The Court kindly pointed out that a faster and more efficient way to achieve this would be through a tax, but in the end it didn’t find that there was a need to use the more expedient route:
Everyone agrees that reducing liquor consumption is a legitimate governmental interest. Monarch argues that it’s irrational to think that the prohibited-interest law furthers this interest in any meaningful way. We disagree. It’s certainly not the most direct way of achieving this aim (a tax is the most direct way), but it’s hardly irrational to think that separating beer and liquor wholesaling is likely to impose higher distribution costs than if beer and liquor wholesaling were combined. That, in turn, keeps liquor prices higher, with the salutary corresponding effect of reducing consumption.
The problem with Court’s accepting these “just so” rational basis arguments without requiring empirical proof is that they miss the mark and may just plain be wrong. A lack of academic and empirical rigour led to the judicial decisions allowing non-empirically grounded state legislation and it is generally a detriment to current judicial philosophy that courts will not act as a check on the legislature in this regard by testing the correctness of a proposed rational basis. Sadly, even though the system does allow litigants the opportunity to obviate proposed rationales, they may miss the opportunity, as they may have done here in not at least comparing/demonstrating that pricing isn’t affected by this system. As Indiana is the only state that enacts this form of legislation, you would expect its pricing to vary significantly and remain higher than that of other states, but the opposite appears true (take this with a grain of salt as it’s a survey done online in about 10 minutes and includes some sale pricing) Indiana’s pricing appears lower than states that allow consolidation of liquor and beer wholesaling:
|Store||State||Online Price for Tanqueray Gin 750ML|
|Big Red Liquors||IN||$19.99|
|Flatiron Wine & Spirits||CA||$21.99|
Even if you completely ignore the fact that the court appears willing to blindly adhere to 19th century notions about the propriety of imbibing in boldly asserting that a state has a legitimate interest in overriding personal autonomy in an attempt to temper alcohol consumption, the law should still not stand when presented with this kind of argument: that a statute is enacted to achieve an economic effect, and the proof then apparently belies the assertion that the prohibition achieves higher pricing.
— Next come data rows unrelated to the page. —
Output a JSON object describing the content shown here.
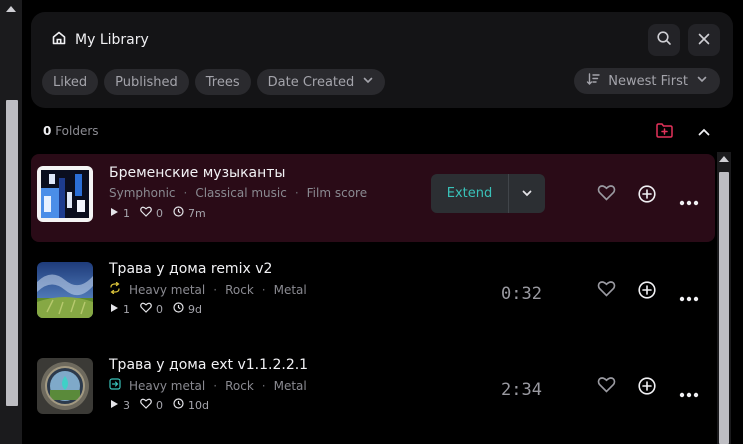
{
  "header": {
    "title": "My Library",
    "filters": [
      "Liked",
      "Published",
      "Trees"
    ],
    "date_filter": "Date Created",
    "sort": "Newest First"
  },
  "folders": {
    "count": "0",
    "label": "Folders"
  },
  "songs": [
    {
      "title": "Бременские музыканты",
      "tags": [
        "Symphonic",
        "Classical music",
        "Film score"
      ],
      "plays": "1",
      "likes": "0",
      "age": "7m",
      "action": "Extend"
    },
    {
      "title": "Трава у дома remix v2",
      "tags": [
        "Heavy metal",
        "Rock",
        "Metal"
      ],
      "plays": "1",
      "likes": "0",
      "age": "9d",
      "duration": "0:32"
    },
    {
      "title": "Трава у дома ext v1.1.2.2.1",
      "tags": [
        "Heavy metal",
        "Rock",
        "Metal"
      ],
      "plays": "3",
      "likes": "0",
      "age": "10d",
      "duration": "2:34"
    }
  ],
  "colors": {
    "accent_teal": "#39c2b9",
    "active_row": "#2a0b17",
    "folder_icon": "#e4325a"
  }
}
As both the opinion and Judge Easterbrook’s concurrence point out, a tax would be the better method – but as both fail to acknowledge (both because the courts do not require empirical data and litigants may not supply it) the ban doesn’t actually achieve the stated goal.
Hopefully others may have better luck in convincing courts to expect a little more rationality under rational basis.